GIVEN DATA Start Marker
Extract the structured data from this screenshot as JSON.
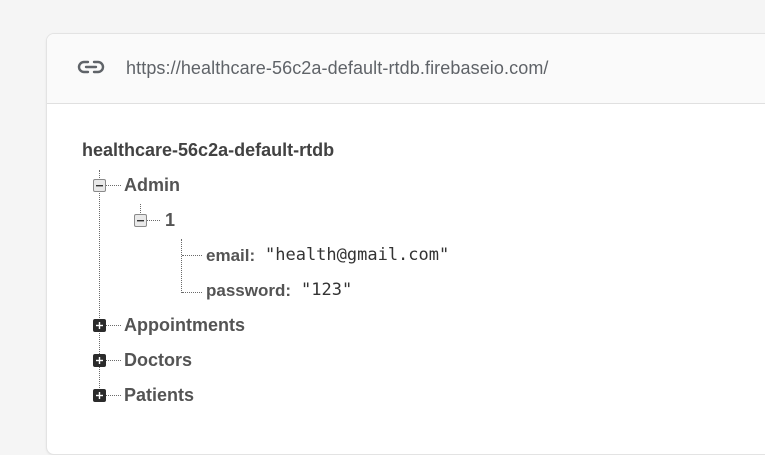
{
  "url_bar": {
    "icon": "link-icon",
    "url": "https://healthcare-56c2a-default-rtdb.firebaseio.com/"
  },
  "tree": {
    "root": "healthcare-56c2a-default-rtdb",
    "admin": {
      "label": "Admin",
      "expanded": true,
      "child": {
        "label": "1",
        "expanded": true,
        "email": {
          "key": "email:",
          "value": "\"health@gmail.com\""
        },
        "password": {
          "key": "password:",
          "value": "\"123\""
        }
      }
    },
    "appointments": {
      "label": "Appointments",
      "expanded": false
    },
    "doctors": {
      "label": "Doctors",
      "expanded": false
    },
    "patients": {
      "label": "Patients",
      "expanded": false
    }
  },
  "colors": {
    "page_bg": "#f5f5f5",
    "card_bg": "#ffffff",
    "url_bar_bg": "#fafafa",
    "label": "#545454",
    "expand_box": "#2b2b2b"
  }
}
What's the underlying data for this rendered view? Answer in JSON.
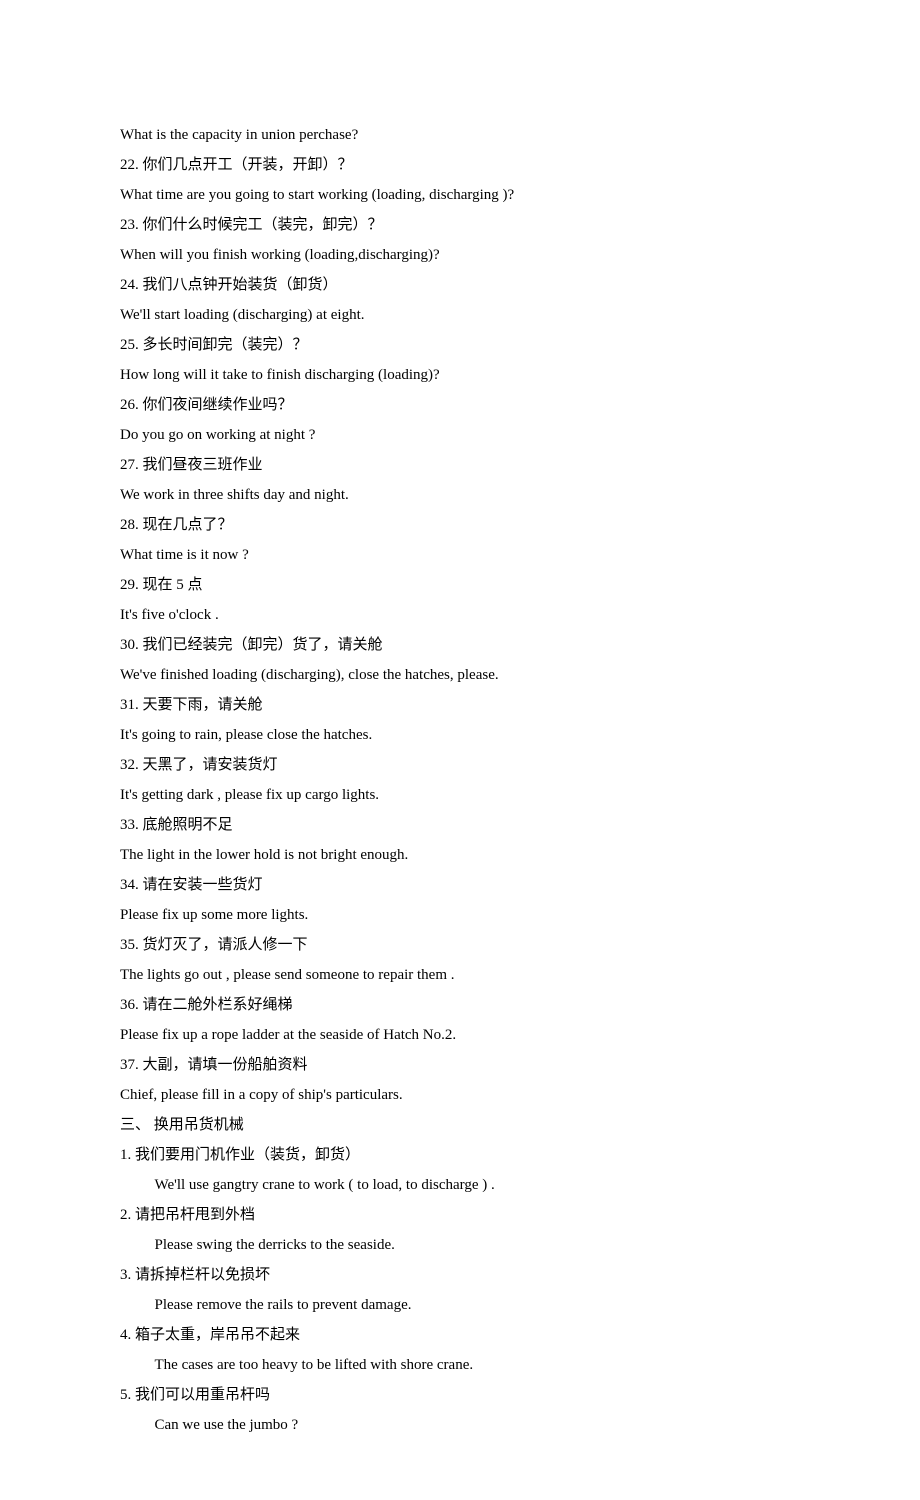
{
  "lines": [
    {
      "text": "What is the capacity in union perchase?"
    },
    {
      "text": "22. 你们几点开工（开装，开卸）？"
    },
    {
      "text": "What time are you going to start working (loading, discharging )?"
    },
    {
      "text": "23. 你们什么时候完工（装完，卸完）？"
    },
    {
      "text": "When will you finish working (loading,discharging)?"
    },
    {
      "text": "24. 我们八点钟开始装货（卸货）"
    },
    {
      "text": "We'll start loading (discharging) at eight."
    },
    {
      "text": "25. 多长时间卸完（装完）？"
    },
    {
      "text": "How long will it take to finish discharging (loading)?"
    },
    {
      "text": "26. 你们夜间继续作业吗？"
    },
    {
      "text": "Do you go on working at night ?"
    },
    {
      "text": "27. 我们昼夜三班作业"
    },
    {
      "text": "We work in three shifts day and night."
    },
    {
      "text": "28. 现在几点了？"
    },
    {
      "text": "What time is it now ?"
    },
    {
      "text": "29. 现在 5 点"
    },
    {
      "text": "It's five o'clock ."
    },
    {
      "text": "30. 我们已经装完（卸完）货了，请关舱"
    },
    {
      "text": "We've finished loading (discharging), close the hatches, please."
    },
    {
      "text": "31. 天要下雨，请关舱"
    },
    {
      "text": "It's going to rain, please close the hatches."
    },
    {
      "text": "32. 天黑了，请安装货灯"
    },
    {
      "text": "It's getting dark , please fix up cargo lights."
    },
    {
      "text": "33. 底舱照明不足"
    },
    {
      "text": "The light in the lower hold is not bright enough."
    },
    {
      "text": "34. 请在安装一些货灯"
    },
    {
      "text": "Please fix up some more lights."
    },
    {
      "text": "35. 货灯灭了，请派人修一下"
    },
    {
      "text": "The lights go out , please send someone to repair them ."
    },
    {
      "text": "36. 请在二舱外栏系好绳梯"
    },
    {
      "text": "Please fix up a rope ladder at the seaside of Hatch No.2."
    },
    {
      "text": "37. 大副，请填一份船舶资料"
    },
    {
      "text": "Chief, please fill in a copy of ship's particulars."
    },
    {
      "text": "三、 换用吊货机械"
    },
    {
      "text": "1. 我们要用门机作业（装货，卸货）"
    },
    {
      "text": "We'll use gangtry crane to work ( to load, to discharge ) .",
      "indent": true
    },
    {
      "text": "2. 请把吊杆甩到外档"
    },
    {
      "text": "Please swing the derricks to the seaside.",
      "indent": true
    },
    {
      "text": "3. 请拆掉栏杆以免损坏"
    },
    {
      "text": "Please remove the rails to prevent damage.",
      "indent": true
    },
    {
      "text": "4. 箱子太重，岸吊吊不起来"
    },
    {
      "text": "The cases are too heavy to be lifted with shore crane.",
      "indent": true
    },
    {
      "text": "5. 我们可以用重吊杆吗"
    },
    {
      "text": "Can we use the jumbo ?",
      "indent": true
    }
  ]
}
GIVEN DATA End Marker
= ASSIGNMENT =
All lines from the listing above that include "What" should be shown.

= RESPONSE BOX =
What's the underlying data for this rendered view? Answer in JSON.
      "text": "What is the capacity in union perchase?"
      "text": "What time are you going to start working (loading, discharging )?"
      "text": "What time is it now ?"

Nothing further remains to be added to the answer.